The Legend of the Glowing Gravestone By: Chris Duncan Written: February 13, 2017
In Portsmouth New Hampshire there is an old graveyard that sits at the corner of a very busy intersection. This is the South Street Cemetery. And while it is most well known for being the final resting spot of the two victims from the brutal Smuttynose Island murders, I am actually highlighting a strange phenomena that occurs at the cemetery regularly. The bizarre site of the glowing headstone is a local phenomenon that has been discussed and puzzled over by the residents of this small town for years. It is amazing to see, though I must warn you. The homeless take shelter in the graveyard at night. So if you must stop by for a glimpse of this rather unnatural occurrence, I suggest that you are very careful.
Firstly the glowing stone sits nestled between two neighboring stones, neither of which produce the same haunting iridescence. Second, the glow of the tombstone can be seen regardless of the weather conditions. Basically I'm telling you that you will see the glow in any condition. Whether there is a moon or is not, whether it rains or on a clear night, whether cars pass by with their headlights or not, you will still see the greenish white glow produced by the stone at night. No one has yet to identify the reason for this rare spectacle. Many guessed that it is just the moon, but again it can be seen glowing even when the moon is hidden. Others claim that it has something to do with the stone containing luminous properties, such as Uranium. But then why is this unique to this one stone in New Hampshire? I would speculate that there must be other illuminating headstones if that were the case. Surely this one stone didn't get all of the glowing minerals. Could it be that there is something more to the deceased buried here?

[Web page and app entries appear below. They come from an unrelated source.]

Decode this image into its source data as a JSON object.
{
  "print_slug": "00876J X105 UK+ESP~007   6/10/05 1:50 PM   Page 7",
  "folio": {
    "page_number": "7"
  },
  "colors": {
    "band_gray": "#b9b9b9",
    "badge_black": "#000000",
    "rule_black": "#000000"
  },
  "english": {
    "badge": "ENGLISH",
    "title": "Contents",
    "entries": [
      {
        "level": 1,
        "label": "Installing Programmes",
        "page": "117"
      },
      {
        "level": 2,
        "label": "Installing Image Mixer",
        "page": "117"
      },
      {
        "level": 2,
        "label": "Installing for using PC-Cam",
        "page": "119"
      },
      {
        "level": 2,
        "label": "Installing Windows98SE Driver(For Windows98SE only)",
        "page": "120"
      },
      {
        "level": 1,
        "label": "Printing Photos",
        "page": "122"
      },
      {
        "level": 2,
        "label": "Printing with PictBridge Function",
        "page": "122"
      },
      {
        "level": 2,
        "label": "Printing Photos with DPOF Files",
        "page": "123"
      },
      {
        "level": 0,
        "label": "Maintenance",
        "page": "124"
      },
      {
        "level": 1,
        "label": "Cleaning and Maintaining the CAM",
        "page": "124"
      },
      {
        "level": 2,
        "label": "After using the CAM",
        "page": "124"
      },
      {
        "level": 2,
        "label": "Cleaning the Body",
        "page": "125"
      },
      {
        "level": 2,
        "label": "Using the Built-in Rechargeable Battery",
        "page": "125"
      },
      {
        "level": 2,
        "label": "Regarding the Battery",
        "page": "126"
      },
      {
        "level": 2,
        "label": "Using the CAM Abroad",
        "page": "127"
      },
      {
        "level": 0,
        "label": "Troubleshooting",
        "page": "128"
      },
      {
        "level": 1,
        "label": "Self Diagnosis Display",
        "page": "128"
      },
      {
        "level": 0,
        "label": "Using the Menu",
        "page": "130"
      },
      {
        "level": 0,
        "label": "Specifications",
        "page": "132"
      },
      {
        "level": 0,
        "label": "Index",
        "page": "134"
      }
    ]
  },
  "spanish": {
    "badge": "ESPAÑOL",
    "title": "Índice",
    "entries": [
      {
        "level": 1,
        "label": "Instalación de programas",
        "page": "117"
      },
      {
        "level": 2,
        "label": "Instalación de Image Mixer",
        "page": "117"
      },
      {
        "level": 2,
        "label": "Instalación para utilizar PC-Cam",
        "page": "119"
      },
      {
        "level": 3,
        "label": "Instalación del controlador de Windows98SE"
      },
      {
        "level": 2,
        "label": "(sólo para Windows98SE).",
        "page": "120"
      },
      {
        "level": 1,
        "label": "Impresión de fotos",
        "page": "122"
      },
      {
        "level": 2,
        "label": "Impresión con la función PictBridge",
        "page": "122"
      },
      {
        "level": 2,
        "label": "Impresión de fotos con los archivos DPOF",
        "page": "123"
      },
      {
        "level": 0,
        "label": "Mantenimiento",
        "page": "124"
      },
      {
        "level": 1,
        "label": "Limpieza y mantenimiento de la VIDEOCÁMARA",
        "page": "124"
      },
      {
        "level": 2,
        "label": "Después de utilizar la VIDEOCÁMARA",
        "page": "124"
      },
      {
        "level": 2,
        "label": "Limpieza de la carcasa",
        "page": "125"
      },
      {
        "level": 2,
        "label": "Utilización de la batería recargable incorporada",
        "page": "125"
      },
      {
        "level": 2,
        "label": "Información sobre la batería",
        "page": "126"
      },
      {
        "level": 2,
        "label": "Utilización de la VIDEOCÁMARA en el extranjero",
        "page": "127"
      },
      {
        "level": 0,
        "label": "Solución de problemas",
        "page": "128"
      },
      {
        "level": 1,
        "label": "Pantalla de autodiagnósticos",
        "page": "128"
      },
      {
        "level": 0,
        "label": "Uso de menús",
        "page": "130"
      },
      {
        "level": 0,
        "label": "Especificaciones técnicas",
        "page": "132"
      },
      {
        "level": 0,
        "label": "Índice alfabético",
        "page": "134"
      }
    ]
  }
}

If that is the case, 68 year old Eunice Burns took her secrets with her to the grave in 1884. I have reluctantly found no mention of her having died from natural or unnatural causes. Lucky for her the witch hysteria in New England began in 1898 which came 14 years after she had passed on. Since this was the time that more reports of the unusual were being recorded, it is likely that I will never know any more about the passing of Eunice or the reason why she lay under the glowing stone in South Street Cemetery. This legend will remain a mystery for myself as it has for many of the locals here.